Projects completed by local health departments
The OHA-Brownfield Initiative funded the following capacity building pilot projects
From 2011 to 2018 the Let Us Build Cully Park! coalition worked with the OHA-Brownfield Initiative and the NW Region Brownfields Program in the Department of Environmental Quality to assess and redevelop a former landfill located in the Cully neighborhood of northeast Portland.
- Cully Park: Improving health through community partnerships provides an account of the community engagement and educational process for the site assessment phase of this project.
- Cully Park Health Consultation report and summary available in English, Spanish, and Somali languages.
- The Cully Park Community Health Indicators Report, (Spanish) and summaries available in English, Spanish and Somali.
- The first phase of Cully Park development includes a community garden (video), a playground (video), a tribal plant gathering garden (video), a basketball court, a youth soccer field, a picnic area, an off-leash dog area and walking fitness trails. Parking and pedestrian access improvement efforts are also underway.
Linnton Action Model Project

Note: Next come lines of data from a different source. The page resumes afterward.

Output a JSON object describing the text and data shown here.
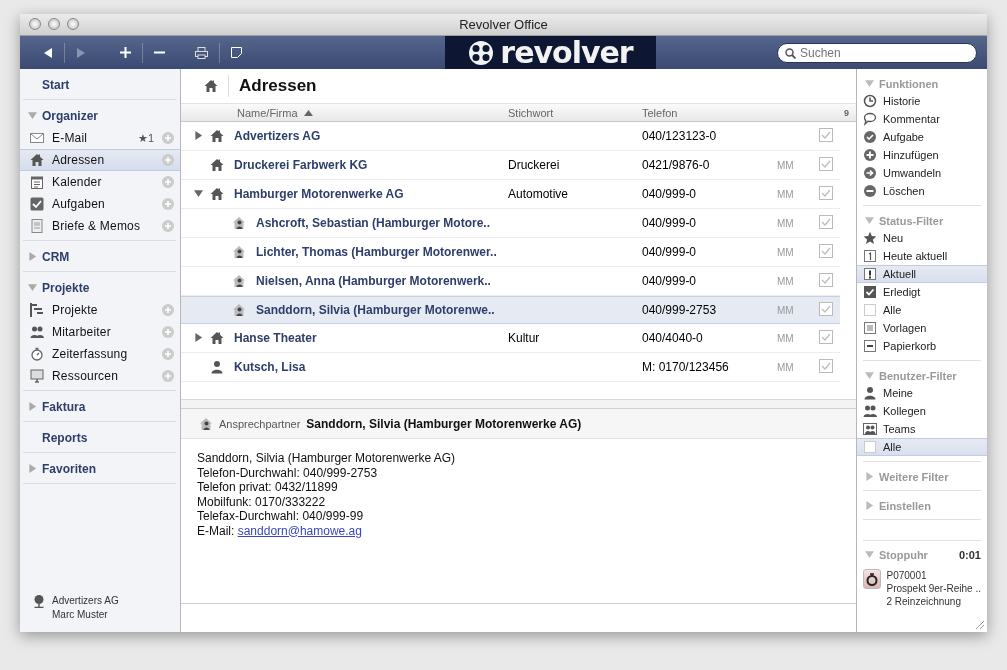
{
  "window": {
    "title": "Revolver Office"
  },
  "toolbar": {
    "logo": "revolver",
    "search": {
      "placeholder": "Suchen"
    }
  },
  "sidebar": {
    "sections": [
      {
        "kind": "link",
        "label": "Start"
      },
      {
        "kind": "group",
        "label": "Organizer",
        "expanded": true,
        "items": [
          {
            "label": "E-Mail",
            "badge": "★1",
            "selected": false
          },
          {
            "label": "Adressen",
            "selected": true
          },
          {
            "label": "Kalender",
            "selected": false
          },
          {
            "label": "Aufgaben",
            "selected": false
          },
          {
            "label": "Briefe & Memos",
            "selected": false
          }
        ]
      },
      {
        "kind": "group",
        "label": "CRM",
        "expanded": false
      },
      {
        "kind": "group",
        "label": "Projekte",
        "expanded": true,
        "items": [
          {
            "label": "Projekte",
            "selected": false
          },
          {
            "label": "Mitarbeiter",
            "selected": false
          },
          {
            "label": "Zeiterfassung",
            "selected": false
          },
          {
            "label": "Ressourcen",
            "selected": false
          }
        ]
      },
      {
        "kind": "group",
        "label": "Faktura",
        "expanded": false
      },
      {
        "kind": "link",
        "label": "Reports"
      },
      {
        "kind": "group",
        "label": "Favoriten",
        "expanded": false
      }
    ],
    "footer": {
      "company": "Advertizers AG",
      "user": "Marc Muster"
    }
  },
  "main": {
    "title": "Adressen",
    "columns": [
      {
        "label": "Name/Firma",
        "sorted": true
      },
      {
        "label": "Stichwort",
        "sorted": false
      },
      {
        "label": "Telefon",
        "sorted": false
      }
    ],
    "count": "9",
    "rows": [
      {
        "kind": "company",
        "name": "Advertizers AG",
        "keyword": "",
        "phone": "040/123123-0",
        "initials": "",
        "checked": true,
        "selected": false,
        "expanded": false
      },
      {
        "kind": "company",
        "name": "Druckerei Farbwerk KG",
        "keyword": "Druckerei",
        "phone": "0421/9876-0",
        "initials": "MM",
        "checked": true,
        "selected": false
      },
      {
        "kind": "company",
        "name": "Hamburger Motorenwerke AG",
        "keyword": "Automotive",
        "phone": "040/999-0",
        "initials": "MM",
        "checked": true,
        "selected": false,
        "expanded": true,
        "children": [
          {
            "kind": "contact",
            "name": "Ashcroft, Sebastian (Hamburger Motore..",
            "phone": "040/999-0",
            "initials": "MM",
            "checked": true,
            "selected": false
          },
          {
            "kind": "contact",
            "name": "Lichter, Thomas (Hamburger Motorenwer..",
            "phone": "040/999-0",
            "initials": "MM",
            "checked": true,
            "selected": false
          },
          {
            "kind": "contact",
            "name": "Nielsen, Anna (Hamburger Motorenwerk..",
            "phone": "040/999-0",
            "initials": "MM",
            "checked": true,
            "selected": false
          },
          {
            "kind": "contact",
            "name": "Sanddorn, Silvia (Hamburger Motorenwe..",
            "phone": "040/999-2753",
            "initials": "MM",
            "checked": true,
            "selected": true
          }
        ]
      },
      {
        "kind": "company",
        "name": "Hanse Theater",
        "keyword": "Kultur",
        "phone": "040/4040-0",
        "initials": "MM",
        "checked": true,
        "selected": false,
        "expanded": false
      },
      {
        "kind": "person",
        "name": "Kutsch, Lisa",
        "keyword": "",
        "phone": "M: 0170/123456",
        "initials": "MM",
        "checked": true,
        "selected": false
      }
    ],
    "detail": {
      "label": "Ansprechpartner",
      "name": "Sanddorn, Silvia (Hamburger Motorenwerke AG)",
      "lines": [
        "Sanddorn, Silvia (Hamburger Motorenwerke AG)",
        "Telefon-Durchwahl: 040/999-2753",
        "Telefon privat: 0432/11899",
        "Mobilfunk: 0170/333222",
        "Telefax-Durchwahl: 040/999-99"
      ],
      "email_label": "E-Mail:",
      "email": "sanddorn@hamowe.ag"
    }
  },
  "panel": {
    "sections": [
      {
        "title": "Funktionen",
        "expanded": true,
        "items": [
          {
            "label": "Historie",
            "selected": false
          },
          {
            "label": "Kommentar",
            "selected": false
          },
          {
            "label": "Aufgabe",
            "selected": false
          },
          {
            "label": "Hinzufügen",
            "selected": false
          },
          {
            "label": "Umwandeln",
            "selected": false
          },
          {
            "label": "Löschen",
            "selected": false
          }
        ]
      },
      {
        "title": "Status-Filter",
        "expanded": true,
        "items": [
          {
            "label": "Neu",
            "selected": false
          },
          {
            "label": "Heute aktuell",
            "selected": false
          },
          {
            "label": "Aktuell",
            "selected": true
          },
          {
            "label": "Erledigt",
            "selected": false
          },
          {
            "label": "Alle",
            "selected": false
          },
          {
            "label": "Vorlagen",
            "selected": false
          },
          {
            "label": "Papierkorb",
            "selected": false
          }
        ]
      },
      {
        "title": "Benutzer-Filter",
        "expanded": true,
        "items": [
          {
            "label": "Meine",
            "selected": false
          },
          {
            "label": "Kollegen",
            "selected": false
          },
          {
            "label": "Teams",
            "selected": false
          },
          {
            "label": "Alle",
            "selected": true
          }
        ]
      },
      {
        "title": "Weitere Filter",
        "expanded": false
      },
      {
        "title": "Einstellen",
        "expanded": false
      }
    ],
    "stopwatch": {
      "title": "Stoppuhr",
      "expanded": true,
      "time": "0:01",
      "lines": [
        "P070001",
        "Prospekt 9er-Reihe ..",
        "2 Reinzeichnung"
      ]
    }
  }
}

Federal, state and local government, private industry, community-serving organizations and community residents joined together to pilot the ATSDR Action Model in the Linnton neighborhood - located within industrial northwest Portland. The pilot project was an opportunity for government, industry and local residents to explore concerns about environmental conditions in the area, and to promote health through neighborhood-level changes.
- The ATSDR Action Model provided the platform for re-establishing trusting relationships between neighborhood residents and the government agencies.
- The Linnton Health Fair event connected Linnton residents to health care service providers, free or reduced cost blood-lead level testing, and environmental, health and municipal organizations and agencies that serve the community.
- The EPA funded Vision to Action effort provided a hands-on way for Linnton residents to come together and imagine a healthier community. Linnton residents created a series of drawings that depict their vision of possibilities for redevelopment including the former mill site, promoting recreation along the river, connecting the community through infrastructure improvements that promote physical activity, and creating safe spaces for community gatherings.
- The Linnton Photovoice project shares perspectives of neighbors about brownfield redevelopment and health through photography. The resulting collection travels the city as an exhibit to raise awareness of how health can be promoted through brownfield redevelopment.